Provided data »
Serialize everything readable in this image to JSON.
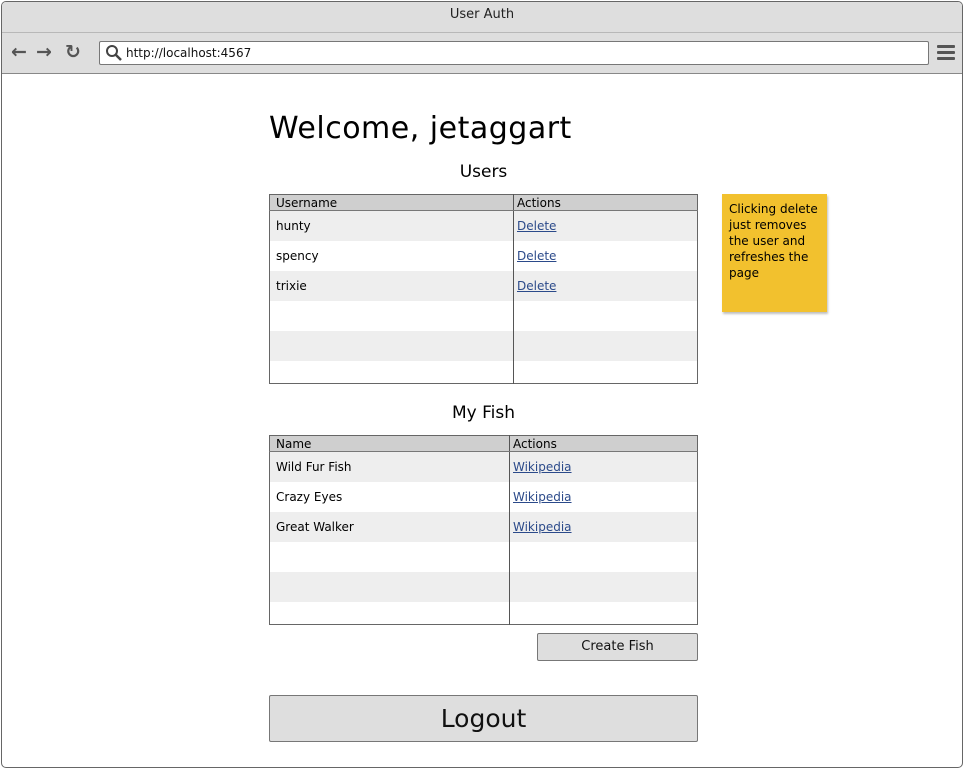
{
  "window": {
    "title": "User Auth"
  },
  "browser": {
    "url": "http://localhost:4567"
  },
  "page": {
    "heading": "Welcome, jetaggart",
    "users_title": "Users",
    "users_table": {
      "columns": [
        "Username",
        "Actions"
      ],
      "rows": [
        {
          "name": "hunty",
          "action": "Delete"
        },
        {
          "name": "spency",
          "action": "Delete"
        },
        {
          "name": "trixie",
          "action": "Delete"
        }
      ]
    },
    "fish_title": "My Fish",
    "fish_table": {
      "columns": [
        "Name",
        "Actions"
      ],
      "rows": [
        {
          "name": "Wild Fur Fish",
          "action": "Wikipedia"
        },
        {
          "name": "Crazy Eyes",
          "action": "Wikipedia"
        },
        {
          "name": "Great Walker",
          "action": "Wikipedia"
        }
      ]
    },
    "create_fish_label": "Create Fish",
    "logout_label": "Logout",
    "note": "Clicking delete just removes the user and refreshes the page"
  }
}
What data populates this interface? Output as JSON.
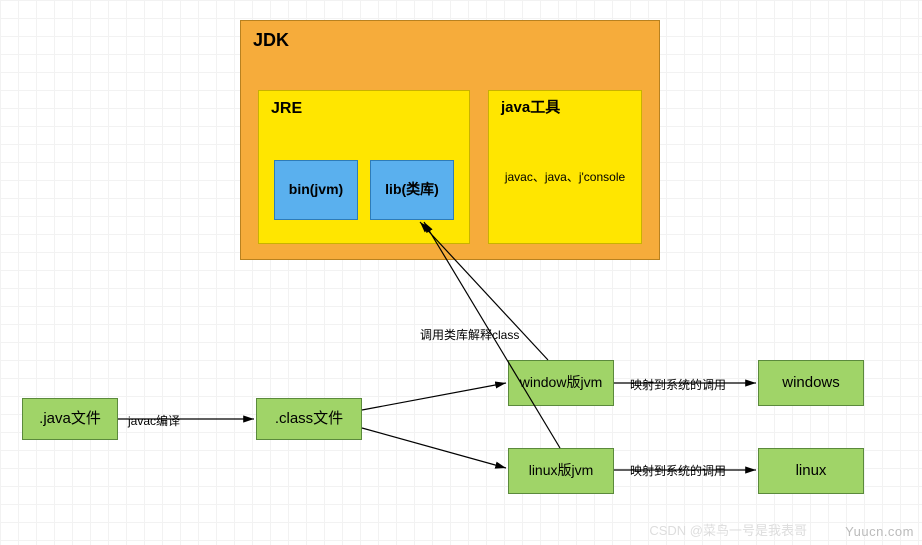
{
  "jdk": {
    "title": "JDK"
  },
  "jre": {
    "title": "JRE",
    "bin": "bin(jvm)",
    "lib": "lib(类库)"
  },
  "tools": {
    "title": "java工具",
    "items": "javac、java、j'console"
  },
  "nodes": {
    "javaFile": ".java文件",
    "classFile": ".class文件",
    "winJvm": "window版jvm",
    "linuxJvm": "linux版jvm",
    "windows": "windows",
    "linux": "linux"
  },
  "labels": {
    "javac": "javac编译",
    "callLib": "调用类库解释class",
    "mapWin": "映射到系统的调用",
    "mapLinux": "映射到系统的调用"
  },
  "watermark": "Yuucn.com",
  "watermark2": "CSDN @菜鸟一号是我表哥"
}
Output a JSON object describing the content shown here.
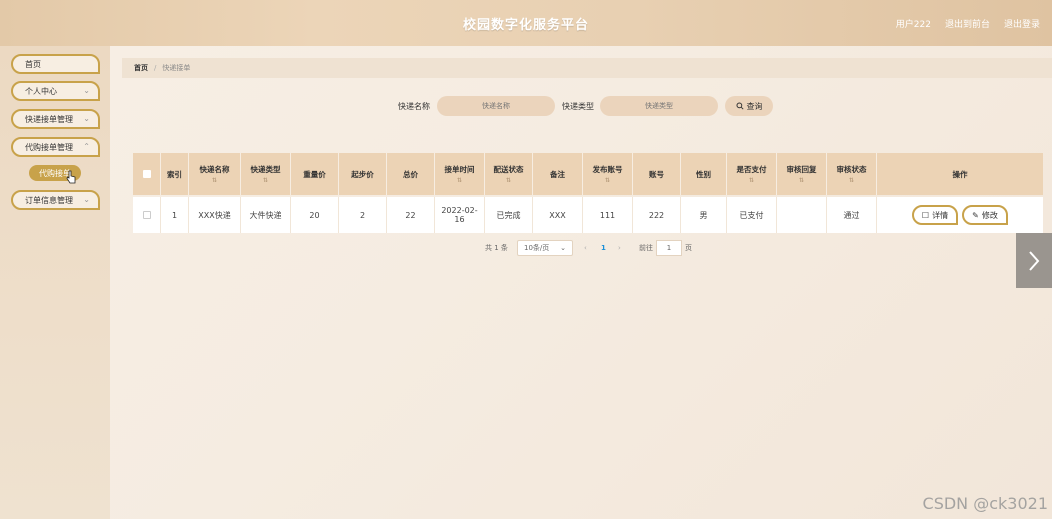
{
  "header": {
    "title": "校园数字化服务平台",
    "user": "用户222",
    "exit_backend": "退出到前台",
    "logout": "退出登录"
  },
  "sidebar": {
    "items": [
      {
        "label": "首页",
        "has_chevron": false
      },
      {
        "label": "个人中心",
        "has_chevron": true
      },
      {
        "label": "快递接单管理",
        "has_chevron": true
      },
      {
        "label": "代购接单管理",
        "has_chevron": true
      },
      {
        "label": "订单信息管理",
        "has_chevron": true
      }
    ],
    "active_sub": "代购接单"
  },
  "breadcrumb": {
    "home": "首页",
    "separator": "/",
    "current": "快递接单"
  },
  "search": {
    "name_label": "快递名称",
    "name_placeholder": "快递名称",
    "type_label": "快递类型",
    "type_placeholder": "快递类型",
    "query_button": "查询"
  },
  "table": {
    "columns": [
      "索引",
      "快递名称",
      "快递类型",
      "重量价",
      "起步价",
      "总价",
      "接单时间",
      "配送状态",
      "备注",
      "发布账号",
      "账号",
      "性别",
      "是否支付",
      "审核回复",
      "审核状态",
      "操作"
    ],
    "rows": [
      {
        "index": "1",
        "name": "XXX快递",
        "type": "大件快递",
        "weight_price": "20",
        "start_price": "2",
        "total": "22",
        "time_line1": "2022-02-",
        "time_line2": "16",
        "status": "已完成",
        "remark": "XXX",
        "publisher": "111",
        "account": "222",
        "gender": "男",
        "paid": "已支付",
        "reply": "",
        "review": "通过",
        "detail_btn": "详情",
        "edit_btn": "修改"
      }
    ]
  },
  "pagination": {
    "total": "共 1 条",
    "page_size": "10条/页",
    "current_page": "1",
    "goto_label": "前往",
    "goto_value": "1",
    "page_unit": "页"
  },
  "watermark": "CSDN @ck3021",
  "colors": {
    "accent": "#c8a24a",
    "header_bg": "#e3c9a8",
    "table_header": "#ecd3b5"
  }
}
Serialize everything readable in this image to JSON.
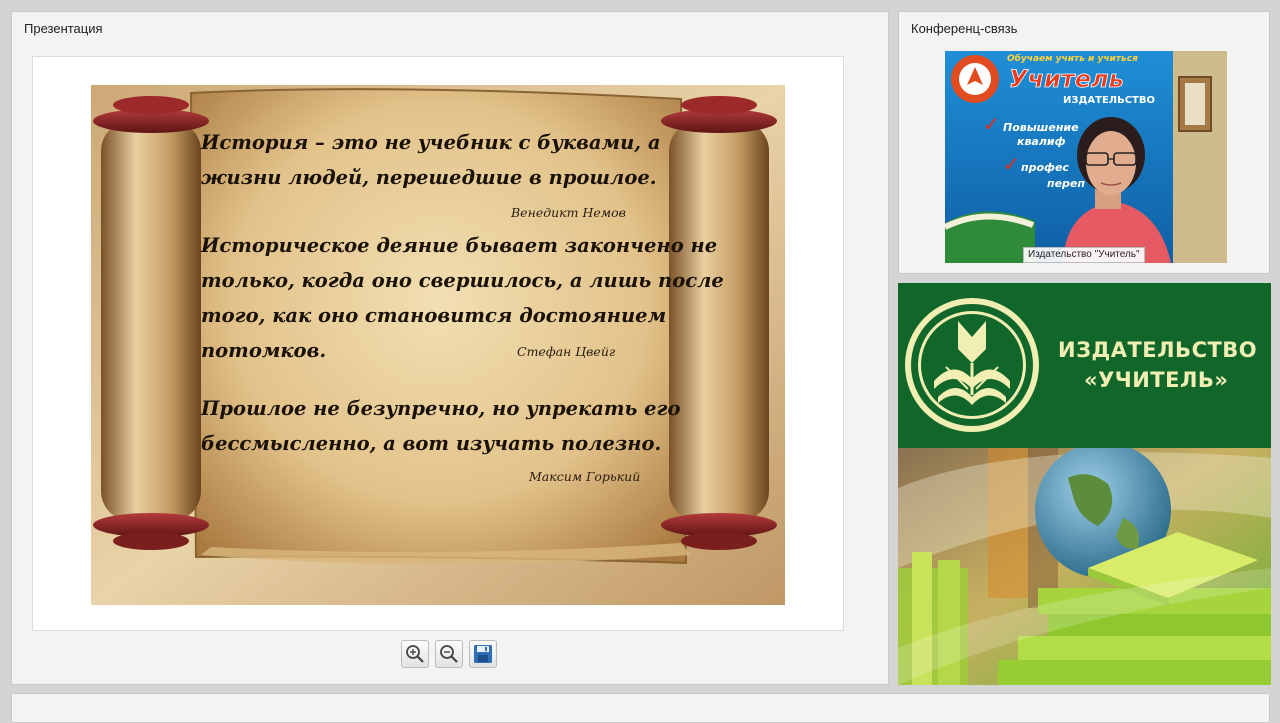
{
  "presentation": {
    "title": "Презентация",
    "quotes": [
      {
        "lines": [
          "История – это не учебник  с буквами, а",
          "жизни людей, перешедшие в прошлое."
        ],
        "author": "Венедикт  Немов"
      },
      {
        "lines": [
          "Историческое деяние бывает закончено не",
          "только, когда оно свершилось, а лишь после",
          "того, как оно становится достоянием",
          "потомков."
        ],
        "author": "Стефан Цвейг"
      },
      {
        "lines": [
          "Прошлое не безупречно, но упрекать его",
          "бессмысленно, а вот изучать полезно."
        ],
        "author": "Максим Горький"
      }
    ],
    "toolbar": {
      "zoom_in": "zoom-in-icon",
      "zoom_out": "zoom-out-icon",
      "save": "save-icon"
    }
  },
  "conference": {
    "title": "Конференц-связь",
    "video_caption": "Издательство \"Учитель\"",
    "background_banner": {
      "top_text": "Обучаем учить и учиться",
      "brand": "Учитель",
      "brand_sub": "ИЗДАТЕЛЬСТВО",
      "items": [
        "Повышение",
        "квалиф",
        "профес",
        "переп"
      ]
    }
  },
  "publisher": {
    "line1": "ИЗДАТЕЛЬСТВО",
    "line2": "«УЧИТЕЛЬ»"
  },
  "colors": {
    "banner_green": "#11672a",
    "banner_text": "#f1eeb3",
    "scroll_parchment": "#e2c894",
    "scroll_roller": "#8b2222"
  }
}
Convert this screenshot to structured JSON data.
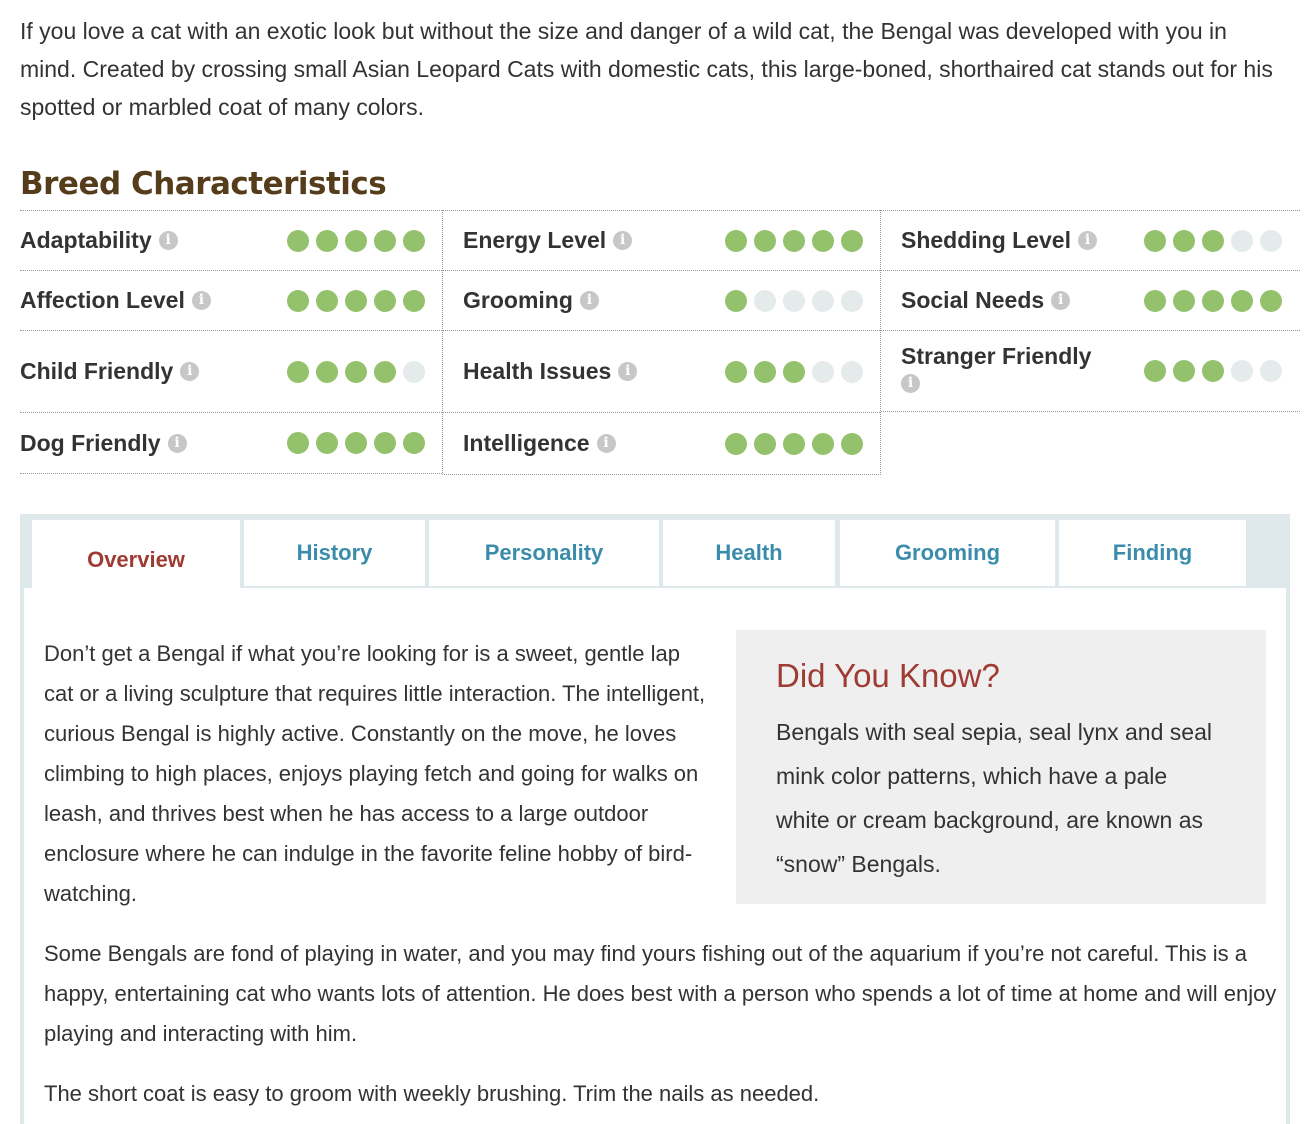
{
  "intro": "If you love a cat with an exotic look but without the size and danger of a wild cat, the Bengal was developed with you in mind. Created by crossing small Asian Leopard Cats with domestic cats, this large-boned, shorthaired cat stands out for his spotted or marbled coat of many colors.",
  "breed_characteristics": {
    "title": "Breed Characteristics",
    "info_glyph": "i",
    "columns": [
      [
        {
          "label": "Adaptability",
          "rating": 5,
          "max": 5
        },
        {
          "label": "Affection Level",
          "rating": 5,
          "max": 5
        },
        {
          "label": "Child Friendly",
          "rating": 4,
          "max": 5
        },
        {
          "label": "Dog Friendly",
          "rating": 5,
          "max": 5
        }
      ],
      [
        {
          "label": "Energy Level",
          "rating": 5,
          "max": 5
        },
        {
          "label": "Grooming",
          "rating": 1,
          "max": 5
        },
        {
          "label": "Health Issues",
          "rating": 3,
          "max": 5
        },
        {
          "label": "Intelligence",
          "rating": 5,
          "max": 5
        }
      ],
      [
        {
          "label": "Shedding Level",
          "rating": 3,
          "max": 5
        },
        {
          "label": "Social Needs",
          "rating": 5,
          "max": 5
        },
        {
          "label": "Stranger Friendly",
          "rating": 3,
          "max": 5
        }
      ]
    ],
    "colors": {
      "filled": "#94c16b",
      "empty": "#e5eaeb"
    }
  },
  "tabs": [
    {
      "label": "Overview",
      "active": true
    },
    {
      "label": "History",
      "active": false
    },
    {
      "label": "Personality",
      "active": false
    },
    {
      "label": "Health",
      "active": false
    },
    {
      "label": "Grooming",
      "active": false
    },
    {
      "label": "Finding",
      "active": false
    }
  ],
  "overview": {
    "paragraph1": "Don’t get a Bengal if what you’re looking for is a sweet, gentle lap cat or a living sculpture that requires little interaction. The intelligent, curious Bengal is highly active. Constantly on the move, he loves climbing to high places, enjoys playing fetch and going for walks on leash, and thrives best when he has access to a large outdoor enclosure where he can indulge in the favorite feline hobby of bird-watching.",
    "did_you_know": {
      "title": "Did You Know?",
      "text": "Bengals with seal sepia, seal lynx and seal mink color patterns, which have a pale white or cream background, are known as “snow” Bengals."
    },
    "paragraph2": "Some Bengals are fond of playing in water, and you may find yours fishing out of the aquarium if you’re not careful. This is a happy, entertaining cat who wants lots of attention. He does best with a person who spends a lot of time at home and will enjoy playing and interacting with him.",
    "paragraph3": "The short coat is easy to groom with weekly brushing. Trim the nails as needed."
  },
  "theme": {
    "title_color": "#553c1a",
    "tab_active_color": "#9e3b33",
    "tab_color": "#3b8cab"
  }
}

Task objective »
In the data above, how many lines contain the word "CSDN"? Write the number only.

Your solution »
2